Data records ▸
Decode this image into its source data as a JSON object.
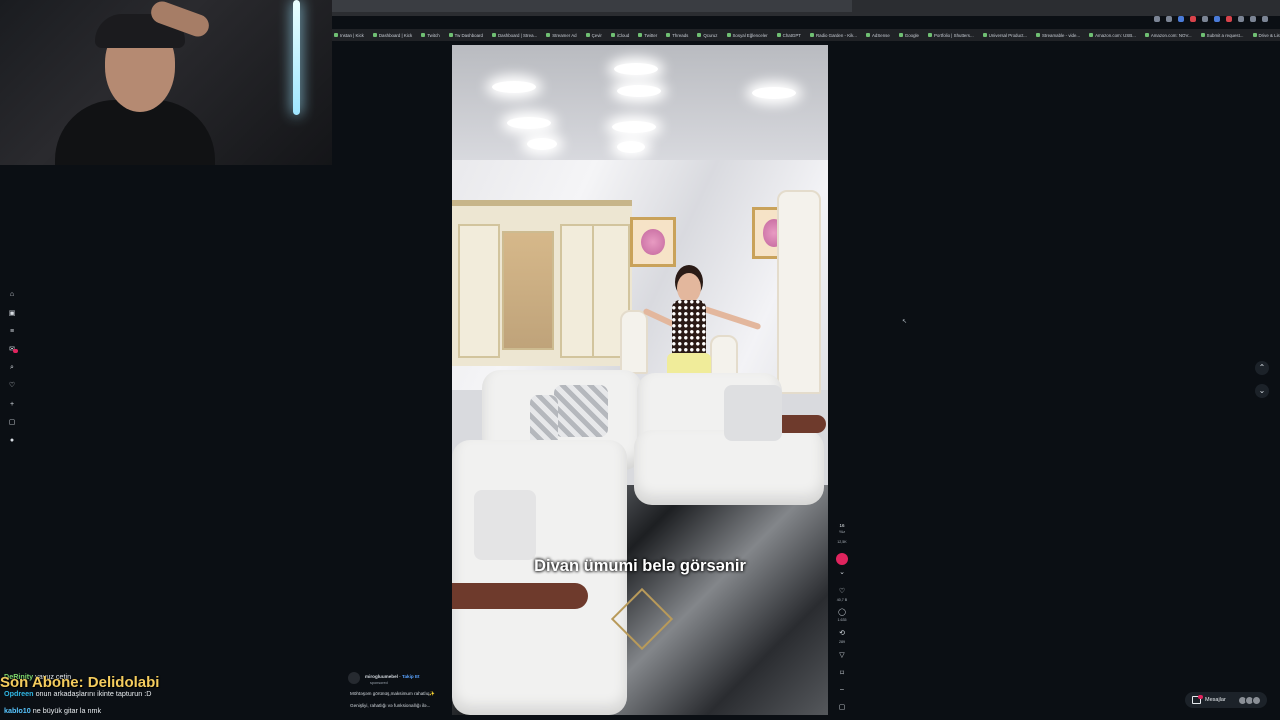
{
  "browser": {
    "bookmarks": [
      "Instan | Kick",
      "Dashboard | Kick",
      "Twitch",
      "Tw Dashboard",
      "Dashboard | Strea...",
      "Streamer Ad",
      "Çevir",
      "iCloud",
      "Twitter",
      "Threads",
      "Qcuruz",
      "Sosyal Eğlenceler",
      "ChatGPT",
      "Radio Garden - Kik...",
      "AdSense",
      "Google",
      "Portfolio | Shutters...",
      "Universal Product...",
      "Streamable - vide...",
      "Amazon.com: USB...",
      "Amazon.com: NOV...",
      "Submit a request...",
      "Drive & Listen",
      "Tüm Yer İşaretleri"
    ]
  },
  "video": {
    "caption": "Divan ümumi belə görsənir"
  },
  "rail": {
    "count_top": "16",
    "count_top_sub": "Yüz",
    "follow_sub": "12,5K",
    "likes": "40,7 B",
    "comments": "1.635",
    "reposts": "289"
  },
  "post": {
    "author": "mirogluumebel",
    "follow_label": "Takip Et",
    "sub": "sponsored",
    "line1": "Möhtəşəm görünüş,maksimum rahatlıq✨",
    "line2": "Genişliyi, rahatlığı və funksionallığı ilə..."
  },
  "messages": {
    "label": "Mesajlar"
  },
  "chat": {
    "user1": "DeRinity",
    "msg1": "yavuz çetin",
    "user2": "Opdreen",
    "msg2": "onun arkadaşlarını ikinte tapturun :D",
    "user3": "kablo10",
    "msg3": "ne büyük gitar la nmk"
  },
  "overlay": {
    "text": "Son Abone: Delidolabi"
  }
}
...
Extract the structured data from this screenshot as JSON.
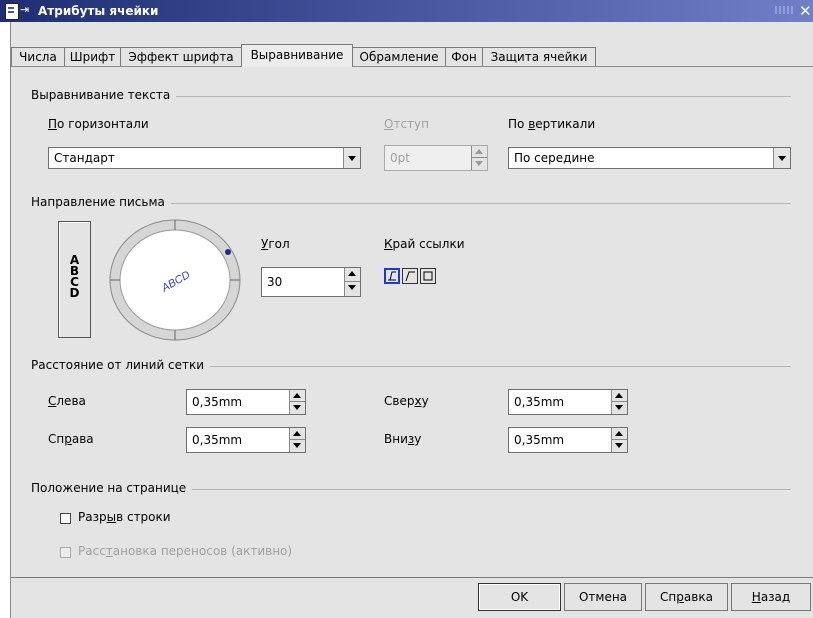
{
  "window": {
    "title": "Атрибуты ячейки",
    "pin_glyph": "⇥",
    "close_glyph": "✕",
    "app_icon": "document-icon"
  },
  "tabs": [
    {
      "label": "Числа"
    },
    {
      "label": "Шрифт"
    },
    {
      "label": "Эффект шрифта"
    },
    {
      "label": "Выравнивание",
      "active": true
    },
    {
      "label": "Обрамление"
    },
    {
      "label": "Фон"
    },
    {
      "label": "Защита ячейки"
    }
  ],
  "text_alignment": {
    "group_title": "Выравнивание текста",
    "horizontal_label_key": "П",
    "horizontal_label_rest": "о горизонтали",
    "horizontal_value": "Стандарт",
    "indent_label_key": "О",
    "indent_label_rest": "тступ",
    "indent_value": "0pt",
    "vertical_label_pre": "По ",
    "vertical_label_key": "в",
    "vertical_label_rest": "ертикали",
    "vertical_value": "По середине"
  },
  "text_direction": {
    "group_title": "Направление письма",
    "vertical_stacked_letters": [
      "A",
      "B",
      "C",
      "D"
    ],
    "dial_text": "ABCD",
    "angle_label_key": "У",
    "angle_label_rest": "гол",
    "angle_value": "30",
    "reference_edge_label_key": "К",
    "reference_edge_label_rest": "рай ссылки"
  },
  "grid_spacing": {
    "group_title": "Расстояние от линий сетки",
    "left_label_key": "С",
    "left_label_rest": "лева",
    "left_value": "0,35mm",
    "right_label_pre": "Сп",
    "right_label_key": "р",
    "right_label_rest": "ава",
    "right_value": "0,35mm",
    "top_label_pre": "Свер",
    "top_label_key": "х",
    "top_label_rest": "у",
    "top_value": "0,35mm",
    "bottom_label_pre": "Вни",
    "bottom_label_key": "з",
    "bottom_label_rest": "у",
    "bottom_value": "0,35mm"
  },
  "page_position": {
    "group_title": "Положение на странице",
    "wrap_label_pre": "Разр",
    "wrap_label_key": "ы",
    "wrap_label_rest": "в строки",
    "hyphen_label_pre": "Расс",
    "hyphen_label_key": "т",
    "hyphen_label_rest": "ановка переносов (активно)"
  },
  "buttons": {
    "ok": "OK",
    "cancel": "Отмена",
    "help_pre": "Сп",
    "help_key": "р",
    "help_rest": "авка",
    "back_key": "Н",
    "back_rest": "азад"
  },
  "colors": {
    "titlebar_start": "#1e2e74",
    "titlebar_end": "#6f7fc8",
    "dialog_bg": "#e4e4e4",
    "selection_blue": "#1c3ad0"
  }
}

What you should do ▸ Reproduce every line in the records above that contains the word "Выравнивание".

Task response ▸
      "label": "Выравнивание",
    "group_title": "Выравнивание текста",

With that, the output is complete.